[Items from a dataset]
========
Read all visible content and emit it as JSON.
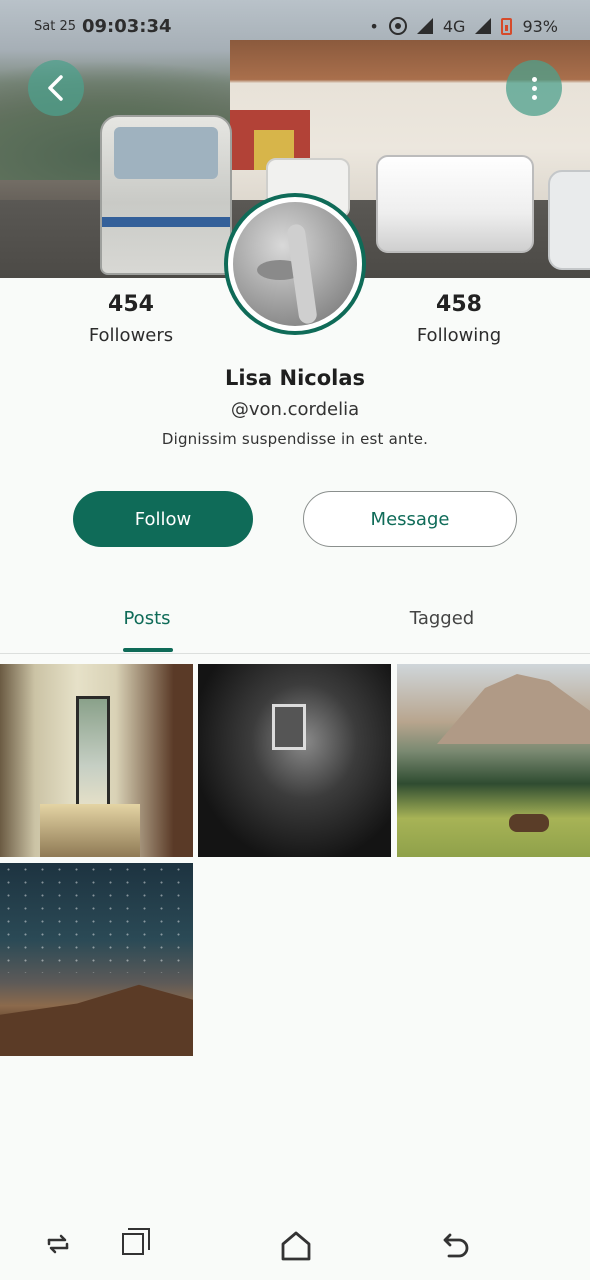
{
  "status_bar": {
    "day": "Sat 25",
    "time": "09:03:34",
    "network": "4G",
    "battery": "93%"
  },
  "header": {
    "back_icon": "chevron-left-icon",
    "more_icon": "more-vertical-icon"
  },
  "profile": {
    "name": "Lisa Nicolas",
    "handle": "@von.cordelia",
    "bio": "Dignissim suspendisse in est ante.",
    "followers_count": "454",
    "followers_label": "Followers",
    "following_count": "458",
    "following_label": "Following"
  },
  "actions": {
    "follow_label": "Follow",
    "message_label": "Message"
  },
  "tabs": [
    {
      "label": "Posts",
      "active": true
    },
    {
      "label": "Tagged",
      "active": false
    }
  ],
  "posts": [
    {
      "subject": "hallway-open-door"
    },
    {
      "subject": "dark-lantern-wall"
    },
    {
      "subject": "mountain-meadow-deer"
    },
    {
      "subject": "starry-night-dune"
    }
  ],
  "nav_bar": {
    "icons": [
      "rotate-icon",
      "recent-apps-icon",
      "home-icon",
      "back-icon"
    ]
  },
  "colors": {
    "accent": "#0f6b58",
    "background": "#f9fbf9"
  }
}
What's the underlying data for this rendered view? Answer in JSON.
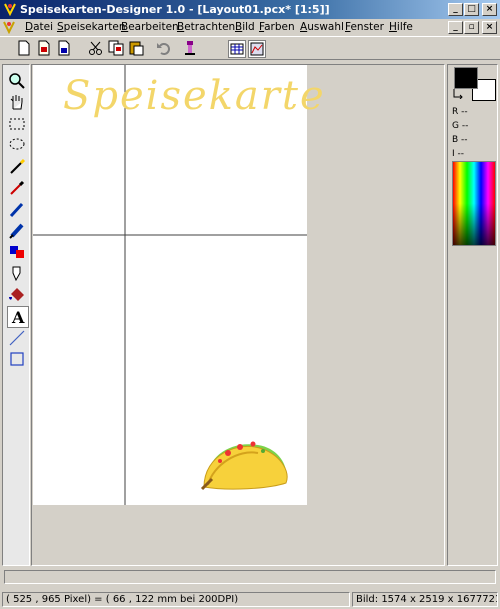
{
  "window": {
    "title": "Speisekarten-Designer 1.0 - [Layout01.pcx* [1:5]]"
  },
  "title_buttons": {
    "minimize": "_",
    "maximize": "□",
    "close": "×"
  },
  "mdi_buttons": {
    "minimize": "_",
    "restore": "▫",
    "close": "×"
  },
  "menu": [
    {
      "accel": "D",
      "rest": "atei"
    },
    {
      "accel": "S",
      "rest": "peisekarten"
    },
    {
      "accel": "B",
      "rest": "earbeiten"
    },
    {
      "accel": "B",
      "rest": "etrachten"
    },
    {
      "accel": "B",
      "rest": "ild"
    },
    {
      "accel": "F",
      "rest": "arben"
    },
    {
      "accel": "A",
      "rest": "uswahl"
    },
    {
      "accel": "F",
      "rest": "enster"
    },
    {
      "accel": "H",
      "rest": "ilfe"
    }
  ],
  "toolbar": {
    "icons": [
      "new-icon",
      "open-icon",
      "save-icon",
      "cut-icon",
      "copy-icon",
      "paste-icon",
      "undo-icon",
      "crop-icon",
      "grid-icon",
      "histogram-icon"
    ]
  },
  "tools": [
    "zoom-tool-icon",
    "hand-tool-icon",
    "rect-select-icon",
    "lasso-select-icon",
    "magic-wand-icon",
    "eyedropper-icon",
    "pencil-icon",
    "brush-icon",
    "color-replace-icon",
    "airbrush-icon",
    "fill-bucket-icon",
    "text-tool-icon",
    "line-tool-icon",
    "rectangle-tool-icon"
  ],
  "document": {
    "heading": "Speisekarte"
  },
  "colors": {
    "foreground": "#000000",
    "background": "#ffffff",
    "heading": "#f3d66a",
    "r_label": "R --",
    "g_label": "G --",
    "b_label": "B --",
    "i_label": "I --"
  },
  "status": {
    "position": "( 525 , 965 Pixel) = ( 66 , 122 mm bei 200DPI)",
    "image_info": "Bild: 1574 x 2519 x 16777216"
  }
}
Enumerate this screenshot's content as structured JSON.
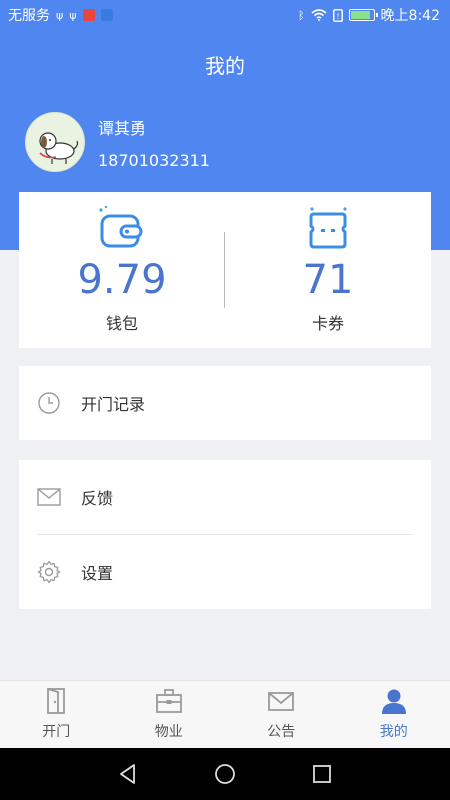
{
  "status_bar": {
    "carrier": "无服务",
    "time": "晚上8:42"
  },
  "header": {
    "title": "我的"
  },
  "user": {
    "name": "谭其勇",
    "phone": "18701032311"
  },
  "stats": {
    "wallet": {
      "value": "9.79",
      "label": "钱包",
      "icon": "wallet-icon"
    },
    "coupons": {
      "value": "71",
      "label": "卡券",
      "icon": "coupon-icon"
    }
  },
  "menu": {
    "door_log": {
      "label": "开门记录",
      "icon": "clock-icon"
    },
    "feedback": {
      "label": "反馈",
      "icon": "mail-icon"
    },
    "settings": {
      "label": "设置",
      "icon": "gear-icon"
    }
  },
  "tabbar": {
    "tabs": [
      {
        "label": "开门",
        "icon": "door-icon",
        "active": false
      },
      {
        "label": "物业",
        "icon": "briefcase-icon",
        "active": false
      },
      {
        "label": "公告",
        "icon": "envelope-icon",
        "active": false
      },
      {
        "label": "我的",
        "icon": "person-icon",
        "active": true
      }
    ]
  },
  "colors": {
    "primary": "#4f86f0",
    "accent_text": "#4a75cf",
    "background": "#eef0f4"
  }
}
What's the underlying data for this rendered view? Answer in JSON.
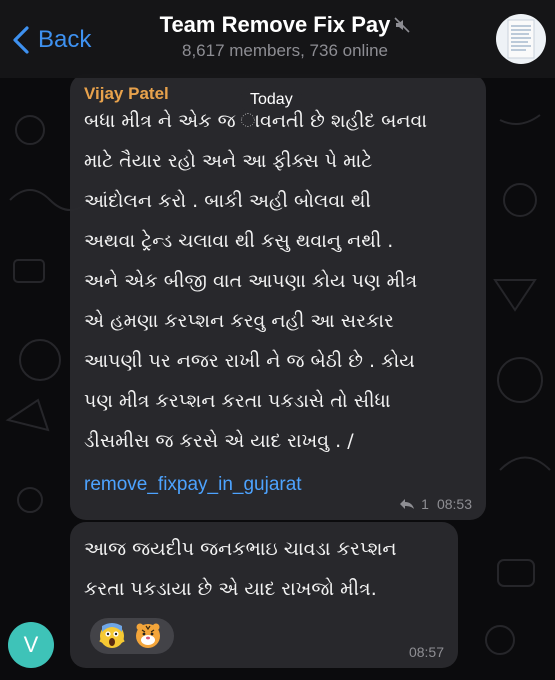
{
  "header": {
    "back_label": "Back",
    "title": "Team Remove Fix Pay",
    "subtitle": "8,617 members, 736 online",
    "muted": true
  },
  "date_separator": "Today",
  "messages": [
    {
      "sender": "Vijay Patel",
      "lines": [
        "બધા મીત્ર ને એક જ ાવનતી છે શહીદ બનવા",
        "માટે તૈયાર રહો અને આ ફીક્સ પે માટે",
        "આંદોલન કરો . બાકી અહી બોલવા થી",
        "અથવા ટ્રેન્ડ ચલાવા થી કસુ થવાનુ નથી .",
        "અને એક બીજી વાત આપણા કોય પણ મીત્ર",
        "એ હમણા કરપ્શન કરવુ નહી આ સરકાર",
        "આપણી પર નજર રાખી ને જ બેઠી છે . કોય",
        "પણ મીત્ર કરપ્શન કરતા પકડાસે તો સીધા",
        "ડીસમીસ જ કરસે એ યાદ રાખવુ . /"
      ],
      "link": "remove_fixpay_in_gujarat",
      "reply_count": "1",
      "time": "08:53"
    },
    {
      "lines": [
        "આજ જયદીપ જનકભાઇ ચાવડા કરપ્શન",
        "કરતા પકડાયા છે એ યાદ રાખજો મીત્ર."
      ],
      "reactions": [
        "😱",
        "🐯"
      ],
      "time": "08:57"
    }
  ],
  "avatar_initial": "V",
  "colors": {
    "accent": "#3e91f0",
    "sender_name": "#e8a24c",
    "link": "#4da3ff",
    "avatar": "#3ec3b8"
  }
}
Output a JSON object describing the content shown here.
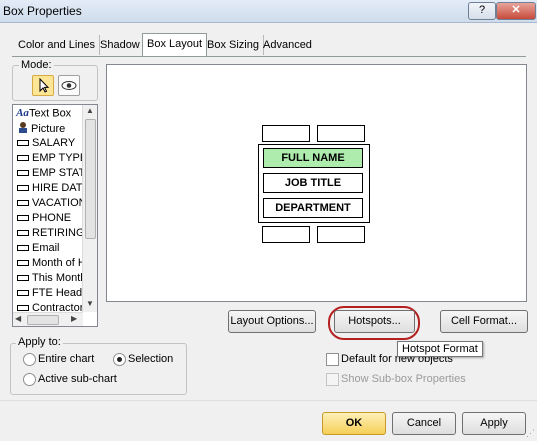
{
  "window": {
    "title": "Box Properties",
    "help_label": "?",
    "close_label": "✕"
  },
  "tabs": [
    {
      "label": "Color and Lines"
    },
    {
      "label": "Shadow"
    },
    {
      "label": "Box Layout",
      "active": true
    },
    {
      "label": "Box Sizing"
    },
    {
      "label": "Advanced"
    }
  ],
  "mode": {
    "label": "Mode:",
    "buttons": [
      {
        "icon": "pointer-icon",
        "selected": true
      },
      {
        "icon": "eye-icon",
        "selected": false
      }
    ]
  },
  "field_list": {
    "items": [
      {
        "label": "Text Box",
        "icon": "text-box-icon"
      },
      {
        "label": "Picture",
        "icon": "picture-icon"
      },
      {
        "label": "SALARY",
        "icon": "field-icon"
      },
      {
        "label": "EMP TYPE",
        "icon": "field-icon"
      },
      {
        "label": "EMP STAT",
        "icon": "field-icon"
      },
      {
        "label": "HIRE DATE",
        "icon": "field-icon"
      },
      {
        "label": "VACATION",
        "icon": "field-icon"
      },
      {
        "label": "PHONE",
        "icon": "field-icon"
      },
      {
        "label": "RETIRING",
        "icon": "field-icon"
      },
      {
        "label": "Email",
        "icon": "field-icon"
      },
      {
        "label": "Month of Hi",
        "icon": "field-icon"
      },
      {
        "label": "This Month",
        "icon": "field-icon"
      },
      {
        "label": "FTE Headc",
        "icon": "field-icon"
      },
      {
        "label": "Contractor",
        "icon": "field-icon"
      }
    ]
  },
  "layout_preview": {
    "fields": [
      {
        "label": "FULL NAME",
        "highlighted": true
      },
      {
        "label": "JOB TITLE",
        "highlighted": false
      },
      {
        "label": "DEPARTMENT",
        "highlighted": false
      }
    ]
  },
  "buttons": {
    "layout_options": "Layout Options...",
    "hotspots": "Hotspots...",
    "cell_format": "Cell Format...",
    "ok": "OK",
    "cancel": "Cancel",
    "apply": "Apply"
  },
  "tooltip": "Hotspot Format",
  "apply_to": {
    "label": "Apply to:",
    "options": [
      {
        "label": "Entire chart",
        "checked": false
      },
      {
        "label": "Selection",
        "checked": true
      },
      {
        "label": "Active sub-chart",
        "checked": false
      }
    ]
  },
  "checkboxes": {
    "default_new_objects": {
      "label": "Default for new objects",
      "checked": false,
      "enabled": true
    },
    "show_subbox": {
      "label": "Show Sub-box Properties",
      "checked": false,
      "enabled": false
    }
  }
}
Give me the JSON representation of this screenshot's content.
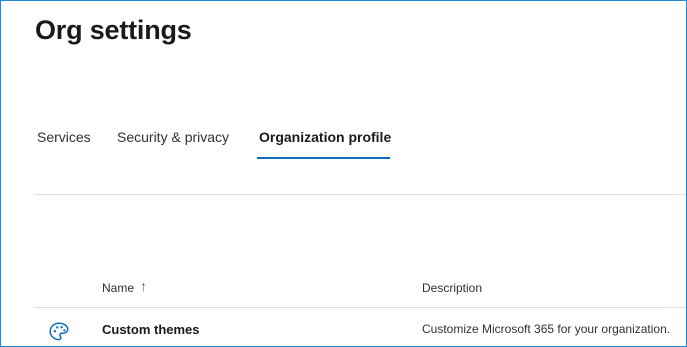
{
  "header": {
    "title": "Org settings"
  },
  "tabs": [
    {
      "label": "Services",
      "active": false
    },
    {
      "label": "Security & privacy",
      "active": false
    },
    {
      "label": "Organization profile",
      "active": true
    }
  ],
  "table": {
    "columns": {
      "name": "Name",
      "description": "Description"
    },
    "sort": {
      "column": "Name",
      "direction": "ascending",
      "arrow": "↑"
    },
    "rows": [
      {
        "icon": "palette-icon",
        "name": "Custom themes",
        "description": "Customize Microsoft 365 for your organization."
      }
    ]
  },
  "colors": {
    "accent": "#0f6cbd",
    "frame_border": "#1f8ad6",
    "divider": "#e1dfdd"
  }
}
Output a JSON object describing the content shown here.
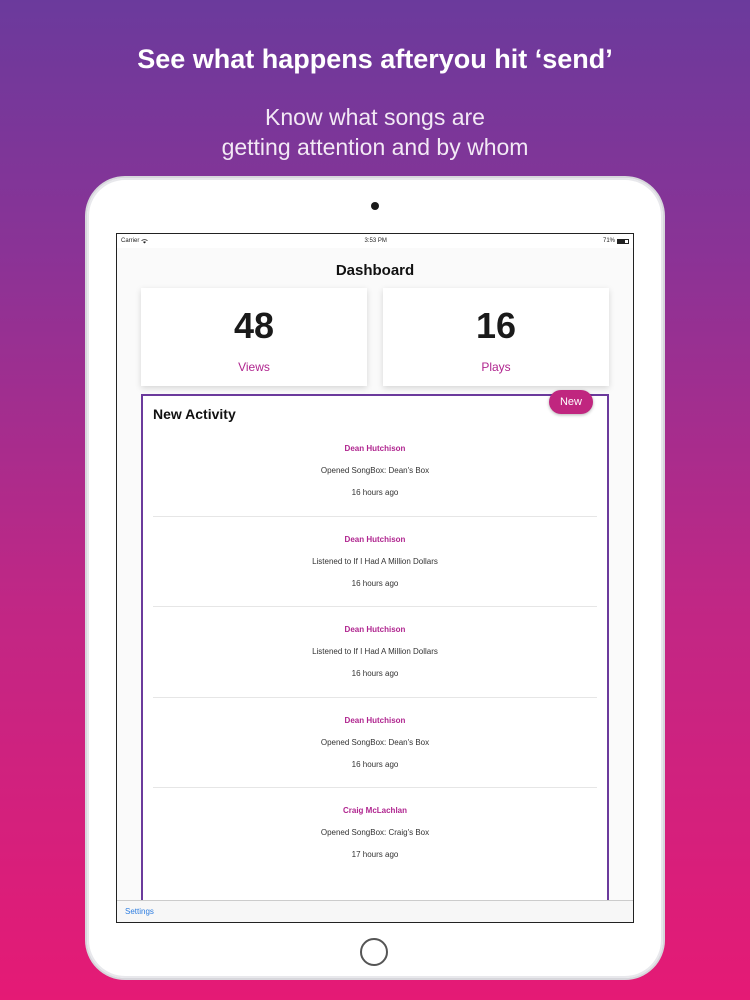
{
  "headline": "See what happens afteryou hit ‘send’",
  "subline": [
    "Know what songs are",
    "getting attention and by whom"
  ],
  "statusbar": {
    "carrier": "Carrier",
    "time": "3:53 PM",
    "battery": "71%",
    "battery_level": 0.71
  },
  "dashboard": {
    "title": "Dashboard",
    "stats": [
      {
        "value": "48",
        "label": "Views"
      },
      {
        "value": "16",
        "label": "Plays"
      }
    ]
  },
  "activity": {
    "title": "New Activity",
    "badge": "New",
    "items": [
      {
        "name": "Dean Hutchison",
        "action": "Opened SongBox: Dean's Box",
        "time": "16 hours ago"
      },
      {
        "name": "Dean Hutchison",
        "action": "Listened to If I Had A Million Dollars",
        "time": "16 hours ago"
      },
      {
        "name": "Dean Hutchison",
        "action": "Listened to If I Had A Million Dollars",
        "time": "16 hours ago"
      },
      {
        "name": "Dean Hutchison",
        "action": "Opened SongBox: Dean's Box",
        "time": "16 hours ago"
      },
      {
        "name": "Craig McLachlan",
        "action": "Opened SongBox: Craig's Box",
        "time": "17 hours ago"
      }
    ]
  },
  "tabbar": {
    "settings": "Settings"
  },
  "colors": {
    "accent": "#b0258f",
    "frame": "#6b3a9c",
    "link": "#2d7de0"
  }
}
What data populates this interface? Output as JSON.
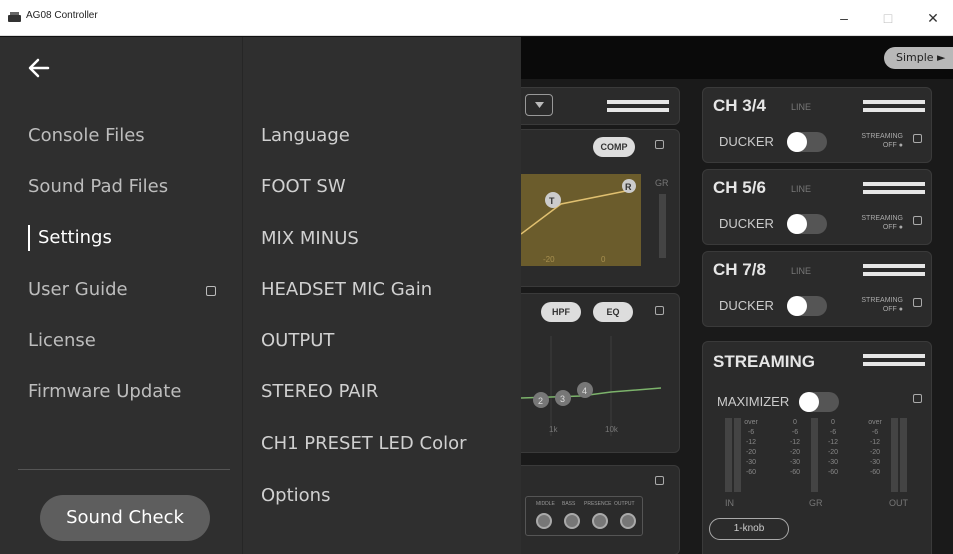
{
  "window": {
    "title": "AG08 Controller",
    "minimize": "–",
    "maximize": "□",
    "close": "✕"
  },
  "background": {
    "simple_button": "Simple ►",
    "comp": "COMP",
    "hpf": "HPF",
    "eq": "EQ",
    "in_out": "IN\nOUT",
    "gr": "GR",
    "graph_marks": [
      "T",
      "R"
    ],
    "graph_ticks": [
      "-20",
      "0"
    ],
    "eq_bands": [
      "2",
      "3",
      "4"
    ],
    "eq_freqs": [
      "1k",
      "10k"
    ],
    "knob_labels": [
      "MIDDLE",
      "BASS",
      "PRESENCE",
      "OUTPUT"
    ],
    "channels": [
      {
        "label": "CH 3/4",
        "type": "LINE"
      },
      {
        "label": "CH 5/6",
        "type": "LINE"
      },
      {
        "label": "CH 7/8",
        "type": "LINE"
      }
    ],
    "ducker_label": "DUCKER",
    "streaming_small": "STREAMING\nOFF ●",
    "streaming_title": "STREAMING",
    "maximizer": "MAXIMIZER",
    "meter_scale": [
      "over",
      "-6",
      "-12",
      "-20",
      "-30",
      "-60"
    ],
    "gr_scale": [
      "0",
      "-6",
      "-12",
      "-20",
      "-30",
      "-60"
    ],
    "meter_in": "IN",
    "meter_gr": "GR",
    "meter_out": "OUT",
    "one_knob": "1-knob"
  },
  "nav": {
    "items": [
      {
        "label": "Console Files"
      },
      {
        "label": "Sound Pad Files"
      },
      {
        "label": "Settings"
      },
      {
        "label": "User Guide"
      },
      {
        "label": "License"
      },
      {
        "label": "Firmware Update"
      }
    ],
    "sound_check": "Sound Check"
  },
  "settings": {
    "items": [
      {
        "label": "Language"
      },
      {
        "label": "FOOT SW"
      },
      {
        "label": "MIX MINUS"
      },
      {
        "label": "HEADSET MIC Gain"
      },
      {
        "label": "OUTPUT"
      },
      {
        "label": "STEREO PAIR"
      },
      {
        "label": "CH1 PRESET LED Color"
      },
      {
        "label": "Options"
      }
    ]
  }
}
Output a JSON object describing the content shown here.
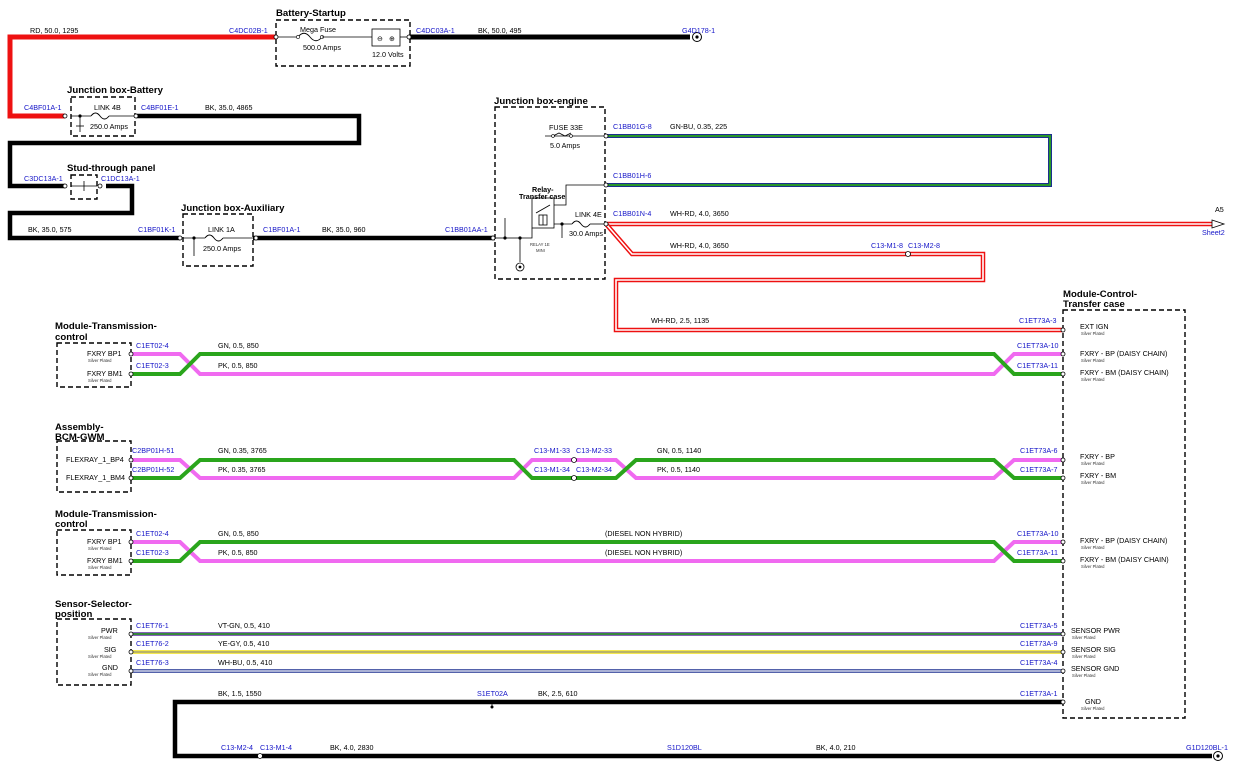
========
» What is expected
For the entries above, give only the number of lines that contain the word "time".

» Your response
10